Output the full listing exactly, character for character.

_DATA RECORDS_
+++++

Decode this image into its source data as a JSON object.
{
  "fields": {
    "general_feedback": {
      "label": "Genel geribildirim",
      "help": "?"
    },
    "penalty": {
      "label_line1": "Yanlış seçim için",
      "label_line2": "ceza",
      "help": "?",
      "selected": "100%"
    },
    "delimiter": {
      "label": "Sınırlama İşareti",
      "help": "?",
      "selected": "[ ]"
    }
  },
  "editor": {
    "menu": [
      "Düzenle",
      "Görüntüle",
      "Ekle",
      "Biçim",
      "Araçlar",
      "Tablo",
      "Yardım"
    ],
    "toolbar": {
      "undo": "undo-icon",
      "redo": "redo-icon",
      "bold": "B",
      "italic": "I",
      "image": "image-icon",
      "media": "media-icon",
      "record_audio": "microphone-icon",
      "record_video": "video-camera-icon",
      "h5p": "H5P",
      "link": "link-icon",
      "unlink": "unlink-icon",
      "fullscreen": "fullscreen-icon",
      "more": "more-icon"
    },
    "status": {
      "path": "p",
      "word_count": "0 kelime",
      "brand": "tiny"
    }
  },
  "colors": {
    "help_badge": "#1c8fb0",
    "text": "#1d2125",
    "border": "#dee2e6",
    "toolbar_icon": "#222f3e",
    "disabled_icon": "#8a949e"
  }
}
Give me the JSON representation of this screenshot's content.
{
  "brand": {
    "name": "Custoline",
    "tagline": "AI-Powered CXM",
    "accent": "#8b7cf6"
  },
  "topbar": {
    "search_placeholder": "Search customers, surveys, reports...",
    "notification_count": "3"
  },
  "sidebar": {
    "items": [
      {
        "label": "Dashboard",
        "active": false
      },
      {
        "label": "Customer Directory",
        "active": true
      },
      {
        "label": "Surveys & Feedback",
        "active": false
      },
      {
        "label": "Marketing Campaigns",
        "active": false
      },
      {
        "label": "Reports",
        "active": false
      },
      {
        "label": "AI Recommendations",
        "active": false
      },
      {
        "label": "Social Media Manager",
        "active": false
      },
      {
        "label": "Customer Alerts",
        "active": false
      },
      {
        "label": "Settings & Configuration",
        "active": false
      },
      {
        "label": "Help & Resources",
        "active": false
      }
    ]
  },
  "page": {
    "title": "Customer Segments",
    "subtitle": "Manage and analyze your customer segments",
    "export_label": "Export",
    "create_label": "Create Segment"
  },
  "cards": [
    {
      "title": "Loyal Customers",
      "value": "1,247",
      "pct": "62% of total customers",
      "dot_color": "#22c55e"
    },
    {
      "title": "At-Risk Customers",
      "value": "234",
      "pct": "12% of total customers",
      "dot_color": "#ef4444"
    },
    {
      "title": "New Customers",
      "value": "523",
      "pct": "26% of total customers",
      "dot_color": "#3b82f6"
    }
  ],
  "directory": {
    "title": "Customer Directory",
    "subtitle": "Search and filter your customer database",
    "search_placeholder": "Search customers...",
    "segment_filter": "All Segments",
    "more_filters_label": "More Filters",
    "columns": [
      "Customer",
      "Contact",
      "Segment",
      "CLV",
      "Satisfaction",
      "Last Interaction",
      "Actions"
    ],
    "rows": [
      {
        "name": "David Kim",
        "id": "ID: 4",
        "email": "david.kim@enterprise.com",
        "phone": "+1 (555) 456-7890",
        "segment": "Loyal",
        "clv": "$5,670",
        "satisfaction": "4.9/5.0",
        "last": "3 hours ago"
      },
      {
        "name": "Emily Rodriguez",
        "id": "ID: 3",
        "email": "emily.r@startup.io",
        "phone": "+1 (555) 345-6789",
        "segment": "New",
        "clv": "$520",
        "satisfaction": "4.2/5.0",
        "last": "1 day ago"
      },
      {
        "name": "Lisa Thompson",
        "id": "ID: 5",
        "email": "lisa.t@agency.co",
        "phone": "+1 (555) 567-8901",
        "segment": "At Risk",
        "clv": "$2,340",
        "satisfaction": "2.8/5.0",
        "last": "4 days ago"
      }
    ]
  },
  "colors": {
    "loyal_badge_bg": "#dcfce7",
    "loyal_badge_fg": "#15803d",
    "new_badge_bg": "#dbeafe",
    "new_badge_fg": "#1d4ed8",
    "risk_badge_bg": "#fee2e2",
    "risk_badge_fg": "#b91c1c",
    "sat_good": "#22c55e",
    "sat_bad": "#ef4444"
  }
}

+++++

_SOLUTION TO THIS EXERCISE_
Decode this image into its source data as a JSON object.
{
  "fields": {
    "general_feedback": {
      "label": "Genel geribildirim",
      "help": "?"
    },
    "penalty": {
      "label_line1": "Yanlış seçim için",
      "label_line2": "ceza",
      "help": "?",
      "selected": "100%"
    },
    "delimiter": {
      "label": "Sınırlama İşareti",
      "help": "?",
      "selected": "[ ]"
    }
  },
  "editor": {
    "menu": [
      "Düzenle",
      "Görüntüle",
      "Ekle",
      "Biçim",
      "Araçlar",
      "Tablo",
      "Yardım"
    ],
    "toolbar": {
      "undo": "undo-icon",
      "redo": "redo-icon",
      "bold": "B",
      "italic": "I",
      "image": "image-icon",
      "media": "media-icon",
      "record_audio": "microphone-icon",
      "record_video": "video-camera-icon",
      "h5p": "H5P",
      "link": "link-icon",
      "unlink": "unlink-icon",
      "fullscreen": "fullscreen-icon",
      "more": "more-icon"
    },
    "status": {
      "path": "p",
      "word_count": "0 kelime",
      "brand": "tiny"
    }
  },
  "colors": {
    "help_badge": "#1c8fb0",
    "text": "#1d2125",
    "border": "#dee2e6",
    "toolbar_icon": "#222f3e",
    "disabled_icon": "#8a949e"
  }
}
Give me the JSON representation of this screenshot's content.
{
  "brand": {
    "name": "Custoline",
    "tagline": "AI-Powered CXM",
    "accent": "#8b7cf6"
  },
  "topbar": {
    "search_placeholder": "Search customers, surveys, reports...",
    "notification_count": "3"
  },
  "sidebar": {
    "items": [
      {
        "label": "Dashboard",
        "active": false
      },
      {
        "label": "Customer Directory",
        "active": true
      },
      {
        "label": "Surveys & Feedback",
        "active": false
      },
      {
        "label": "Marketing Campaigns",
        "active": false
      },
      {
        "label": "Reports",
        "active": false
      },
      {
        "label": "AI Recommendations",
        "active": false
      },
      {
        "label": "Social Media Manager",
        "active": false
      },
      {
        "label": "Customer Alerts",
        "active": false
      },
      {
        "label": "Settings & Configuration",
        "active": false
      },
      {
        "label": "Help & Resources",
        "active": false
      }
    ]
  },
  "page": {
    "title": "Customer Segments",
    "subtitle": "Manage and analyze your customer segments",
    "export_label": "Export",
    "create_label": "Create Segment"
  },
  "cards": [
    {
      "title": "Loyal Customers",
      "value": "1,247",
      "pct": "62% of total customers",
      "dot_color": "#22c55e"
    },
    {
      "title": "At-Risk Customers",
      "value": "234",
      "pct": "12% of total customers",
      "dot_color": "#ef4444"
    },
    {
      "title": "New Customers",
      "value": "523",
      "pct": "26% of total customers",
      "dot_color": "#3b82f6"
    }
  ],
  "directory": {
    "title": "Customer Directory",
    "subtitle": "Search and filter your customer database",
    "search_placeholder": "Search customers...",
    "segment_filter": "All Segments",
    "more_filters_label": "More Filters",
    "columns": [
      "Customer",
      "Contact",
      "Segment",
      "CLV",
      "Satisfaction",
      "Last Interaction",
      "Actions"
    ],
    "rows": [
      {
        "name": "David Kim",
        "id": "ID: 4",
        "email": "david.kim@enterprise.com",
        "phone": "+1 (555) 456-7890",
        "segment": "Loyal",
        "clv": "$5,670",
        "satisfaction": "4.9/5.0",
        "last": "3 hours ago"
      },
      {
        "name": "Emily Rodriguez",
        "id": "ID: 3",
        "email": "emily.r@startup.io",
        "phone": "+1 (555) 345-6789",
        "segment": "New",
        "clv": "$520",
        "satisfaction": "4.2/5.0",
        "last": "1 day ago"
      },
      {
        "name": "Lisa Thompson",
        "id": "ID: 5",
        "email": "lisa.t@agency.co",
        "phone": "+1 (555) 567-8901",
        "segment": "At Risk",
        "clv": "$2,340",
        "satisfaction": "2.8/5.0",
        "last": "4 days ago"
      }
    ]
  },
  "colors": {
    "loyal_badge_bg": "#dcfce7",
    "loyal_badge_fg": "#15803d",
    "new_badge_bg": "#dbeafe",
    "new_badge_fg": "#1d4ed8",
    "risk_badge_bg": "#fee2e2",
    "risk_badge_fg": "#b91c1c",
    "sat_good": "#22c55e",
    "sat_bad": "#ef4444"
  }
}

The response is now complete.